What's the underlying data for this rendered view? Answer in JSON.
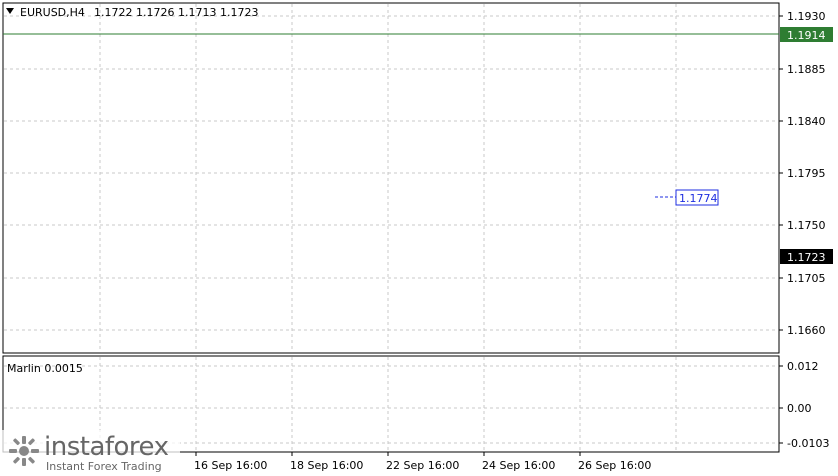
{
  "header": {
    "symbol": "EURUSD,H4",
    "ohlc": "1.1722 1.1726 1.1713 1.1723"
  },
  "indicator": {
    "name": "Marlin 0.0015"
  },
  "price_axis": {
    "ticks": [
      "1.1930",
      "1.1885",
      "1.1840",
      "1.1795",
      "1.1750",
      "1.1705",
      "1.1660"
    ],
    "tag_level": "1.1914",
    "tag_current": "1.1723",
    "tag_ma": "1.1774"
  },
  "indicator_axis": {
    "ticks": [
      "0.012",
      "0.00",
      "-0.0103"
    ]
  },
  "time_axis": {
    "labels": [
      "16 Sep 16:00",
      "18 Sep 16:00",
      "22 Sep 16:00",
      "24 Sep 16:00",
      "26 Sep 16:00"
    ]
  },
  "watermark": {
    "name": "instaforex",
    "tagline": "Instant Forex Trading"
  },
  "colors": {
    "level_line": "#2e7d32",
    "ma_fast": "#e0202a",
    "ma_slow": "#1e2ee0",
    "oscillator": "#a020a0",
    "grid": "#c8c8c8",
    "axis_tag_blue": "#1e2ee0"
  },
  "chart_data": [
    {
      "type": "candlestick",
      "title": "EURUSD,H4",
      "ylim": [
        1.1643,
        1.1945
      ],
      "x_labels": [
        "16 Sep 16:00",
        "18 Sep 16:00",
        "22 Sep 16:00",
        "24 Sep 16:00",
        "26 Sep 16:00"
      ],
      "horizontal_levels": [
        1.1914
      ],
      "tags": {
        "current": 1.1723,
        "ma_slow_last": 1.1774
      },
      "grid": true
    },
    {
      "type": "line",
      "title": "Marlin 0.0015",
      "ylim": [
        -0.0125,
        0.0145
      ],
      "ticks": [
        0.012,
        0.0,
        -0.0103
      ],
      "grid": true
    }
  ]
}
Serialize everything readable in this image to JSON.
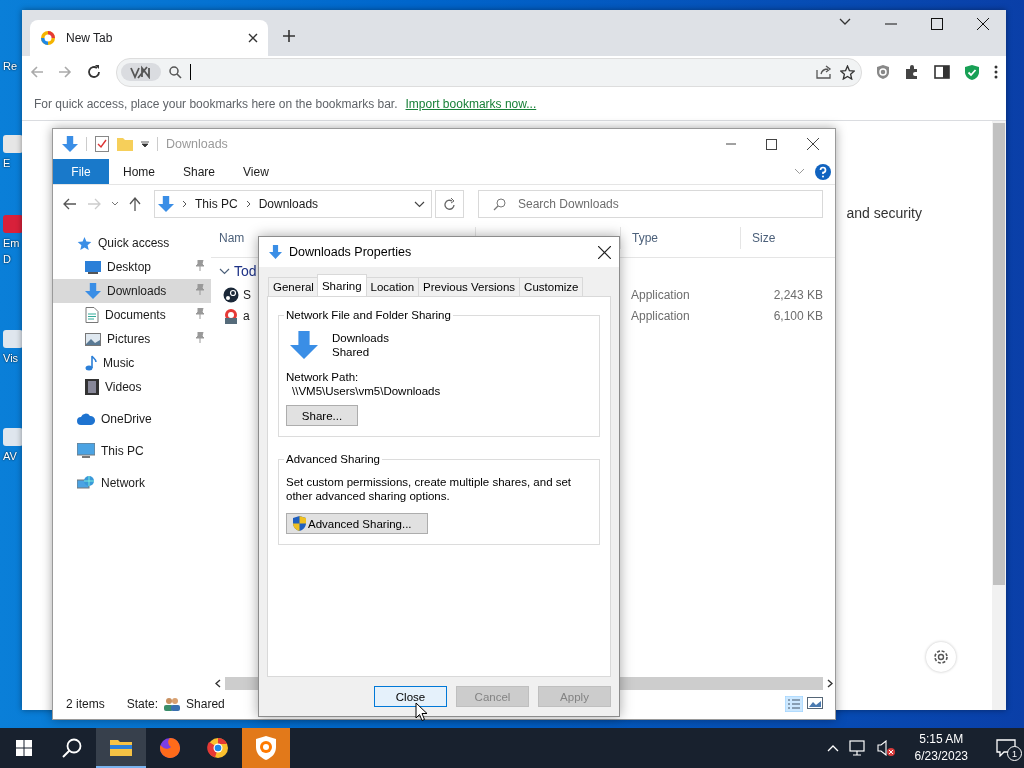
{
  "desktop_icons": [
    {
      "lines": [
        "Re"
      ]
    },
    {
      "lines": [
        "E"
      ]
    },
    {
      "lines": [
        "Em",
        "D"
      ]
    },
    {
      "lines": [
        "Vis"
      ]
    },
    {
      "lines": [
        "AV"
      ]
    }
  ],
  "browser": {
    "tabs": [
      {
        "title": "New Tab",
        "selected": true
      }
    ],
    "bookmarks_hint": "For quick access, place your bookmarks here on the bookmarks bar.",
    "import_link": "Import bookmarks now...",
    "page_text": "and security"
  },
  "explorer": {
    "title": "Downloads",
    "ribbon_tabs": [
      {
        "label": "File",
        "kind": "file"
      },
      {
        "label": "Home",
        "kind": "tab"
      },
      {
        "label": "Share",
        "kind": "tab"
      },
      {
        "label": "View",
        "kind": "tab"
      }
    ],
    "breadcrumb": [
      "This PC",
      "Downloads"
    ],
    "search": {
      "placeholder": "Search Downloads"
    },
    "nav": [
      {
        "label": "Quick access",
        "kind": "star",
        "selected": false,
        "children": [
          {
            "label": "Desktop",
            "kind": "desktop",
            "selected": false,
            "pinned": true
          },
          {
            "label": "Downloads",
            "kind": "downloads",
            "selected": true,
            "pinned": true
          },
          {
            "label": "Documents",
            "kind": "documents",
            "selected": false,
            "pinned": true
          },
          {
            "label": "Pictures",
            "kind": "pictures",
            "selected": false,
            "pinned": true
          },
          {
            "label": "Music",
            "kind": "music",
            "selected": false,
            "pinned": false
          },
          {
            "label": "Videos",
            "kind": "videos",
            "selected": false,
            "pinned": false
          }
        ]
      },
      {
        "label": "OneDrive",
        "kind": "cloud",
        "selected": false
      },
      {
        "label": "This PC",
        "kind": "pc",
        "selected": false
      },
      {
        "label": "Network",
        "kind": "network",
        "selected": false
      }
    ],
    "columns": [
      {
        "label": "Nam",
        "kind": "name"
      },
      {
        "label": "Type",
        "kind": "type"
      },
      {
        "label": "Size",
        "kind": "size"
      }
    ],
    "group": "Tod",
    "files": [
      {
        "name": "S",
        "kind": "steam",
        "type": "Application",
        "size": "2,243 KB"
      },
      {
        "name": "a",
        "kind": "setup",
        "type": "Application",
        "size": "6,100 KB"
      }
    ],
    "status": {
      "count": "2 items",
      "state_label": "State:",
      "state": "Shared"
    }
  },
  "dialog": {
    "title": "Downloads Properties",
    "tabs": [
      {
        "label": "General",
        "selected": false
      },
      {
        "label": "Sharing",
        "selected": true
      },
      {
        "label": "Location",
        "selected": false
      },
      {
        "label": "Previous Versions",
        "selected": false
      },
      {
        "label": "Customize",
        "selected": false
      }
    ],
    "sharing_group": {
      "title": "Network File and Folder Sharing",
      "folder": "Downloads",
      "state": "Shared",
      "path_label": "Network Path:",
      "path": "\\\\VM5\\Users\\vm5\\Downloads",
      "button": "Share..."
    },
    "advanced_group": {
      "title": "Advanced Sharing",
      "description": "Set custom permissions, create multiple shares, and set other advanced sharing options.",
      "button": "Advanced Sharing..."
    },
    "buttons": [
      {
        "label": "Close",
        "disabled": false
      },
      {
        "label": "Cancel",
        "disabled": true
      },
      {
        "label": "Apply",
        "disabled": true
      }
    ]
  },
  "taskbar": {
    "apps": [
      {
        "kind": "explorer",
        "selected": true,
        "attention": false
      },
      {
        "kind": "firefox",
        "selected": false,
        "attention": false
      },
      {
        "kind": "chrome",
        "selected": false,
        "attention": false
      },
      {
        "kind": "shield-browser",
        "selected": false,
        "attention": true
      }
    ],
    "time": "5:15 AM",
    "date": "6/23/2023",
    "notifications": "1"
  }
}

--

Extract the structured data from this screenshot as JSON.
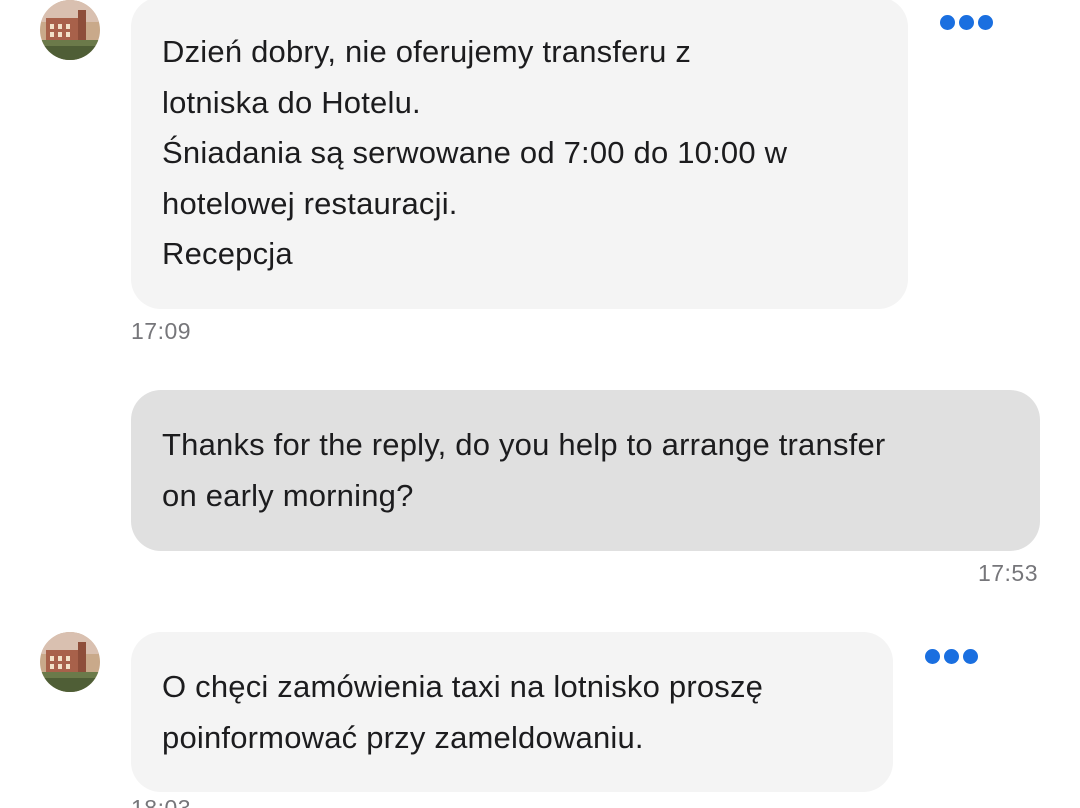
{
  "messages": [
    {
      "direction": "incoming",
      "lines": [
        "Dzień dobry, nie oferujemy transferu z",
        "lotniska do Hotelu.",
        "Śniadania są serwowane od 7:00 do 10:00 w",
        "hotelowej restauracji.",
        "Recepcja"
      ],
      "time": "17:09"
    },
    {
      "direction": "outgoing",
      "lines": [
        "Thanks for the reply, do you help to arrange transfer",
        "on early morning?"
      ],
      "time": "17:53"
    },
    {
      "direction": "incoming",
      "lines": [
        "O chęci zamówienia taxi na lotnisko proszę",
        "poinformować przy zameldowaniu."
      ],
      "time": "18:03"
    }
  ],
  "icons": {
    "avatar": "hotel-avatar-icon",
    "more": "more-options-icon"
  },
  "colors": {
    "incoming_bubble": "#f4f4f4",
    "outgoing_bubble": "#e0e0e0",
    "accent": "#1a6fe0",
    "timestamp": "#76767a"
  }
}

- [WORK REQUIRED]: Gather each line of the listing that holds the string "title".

- [YOUR RESPONSE]:
      "title": "EURUSD,H4",
      "title": "Marlin 0.0015",
        "title": "New Tab",
    "title": "Downloads",
    "title": "Downloads Properties",
      "title": "Network File and Folder Sharing",
      "title": "Advanced Sharing",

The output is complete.